Monday, February 21, 2005

Soon everyone would be thinking of Sharon. The package had just arrived. She had won. She had been accepted. It was as simple as that. The competition had been especially fierce and glass shattering, but Sharon had this knack for screams, screams that could turn blood into buttermilk. It was just this basic mood of hers. Her scream hit a nerve, a razor sharp balance between modern existential alienation and Nina Hagen on amphetamines. That's why her friends urged her to submit an application to the committee. The Council of Archetypes was broadening the collective unconscious to afford better representation to women. The special-delivery postman handed her the award certificate naming her the female counterpart of Edvard Munch's Skrik, the anguish archetype. Soon everyone would be thinking of Sharon...

Story #168

Note from Indeterminacy: In observance of "Free Mojtaba and Arash Day" (February 22, 2005), this blog stands for the right of freedom of speech and expression for bloggers everywhere.


The Mushroom said...

I see you've met my new Inflate-A-Mate. This model not only has 'French' and 'Greek' openings, she also has perfect nostrils for the forbidden dance, nasal sex. Glass eyes standard equipment, French maid outfit optional ($3 more).

If you live in Iran, you have no guarantee of free speech. I don't think anyone should be imprisoned for having thoughts, but always consider where you're having them. Several new hires at my last job didn't make it past the second week because they told what they thought of our more mentally-challenged customers on their LiveJournals. It was right there in the contract they signed the company could do that. Always leave the shithole before complaining about the smell.

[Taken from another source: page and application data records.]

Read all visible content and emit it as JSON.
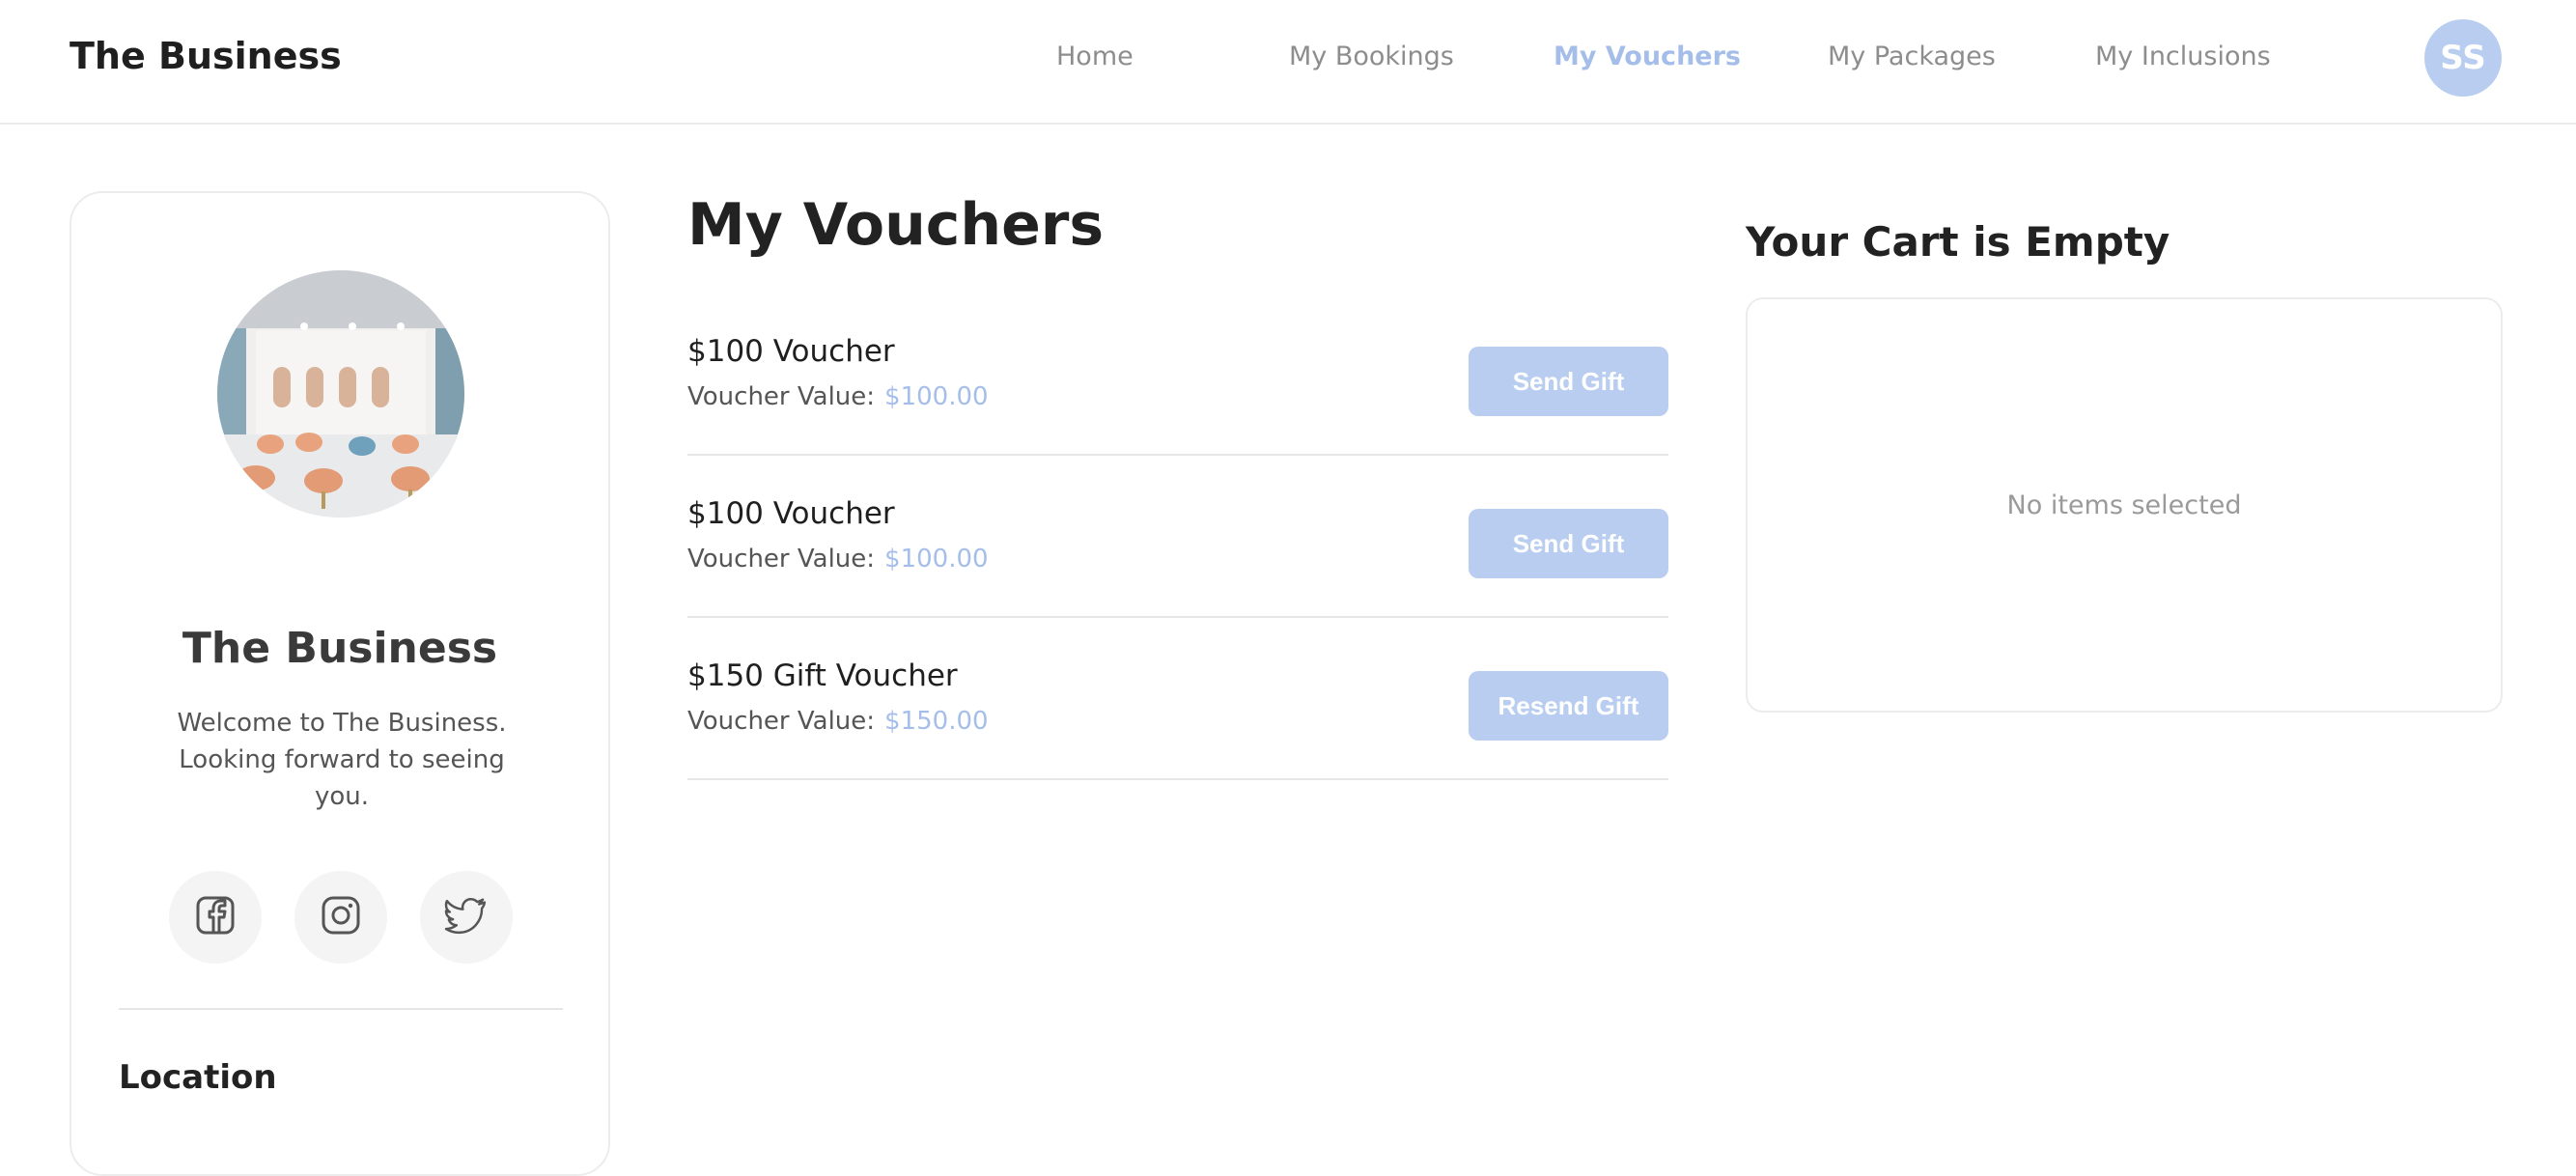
{
  "header": {
    "brand": "The Business",
    "nav": [
      {
        "label": "Home"
      },
      {
        "label": "My Bookings"
      },
      {
        "label": "My Vouchers"
      },
      {
        "label": "My Packages"
      },
      {
        "label": "My Inclusions"
      }
    ],
    "active_nav": "My Vouchers",
    "avatar_initials": "SS"
  },
  "profile": {
    "name": "The Business",
    "welcome": "Welcome to The Business. Looking forward to seeing you.",
    "social": [
      "facebook-icon",
      "instagram-icon",
      "twitter-icon"
    ],
    "location_title": "Location"
  },
  "main": {
    "title": "My Vouchers",
    "vouchers": [
      {
        "name": "$100 Voucher",
        "value_label": "Voucher Value:",
        "value": "$100.00",
        "action": "Send Gift"
      },
      {
        "name": "$100 Voucher",
        "value_label": "Voucher Value:",
        "value": "$100.00",
        "action": "Send Gift"
      },
      {
        "name": "$150 Gift Voucher",
        "value_label": "Voucher Value:",
        "value": "$150.00",
        "action": "Resend Gift"
      }
    ]
  },
  "cart": {
    "title": "Your Cart is Empty",
    "empty_text": "No items selected"
  },
  "colors": {
    "accent": "#a5bee9",
    "button_bg": "#b8cdf0",
    "muted_text": "#8d8d8d"
  }
}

Indeterminacy said...

That website also deals with employee-company issues, which are not as clear cut. On the one hand, you usually sign a confidentiality agreement when working somewhere, on the other hand, who cares if you post about your experiences, if the company involved is kept anonymous.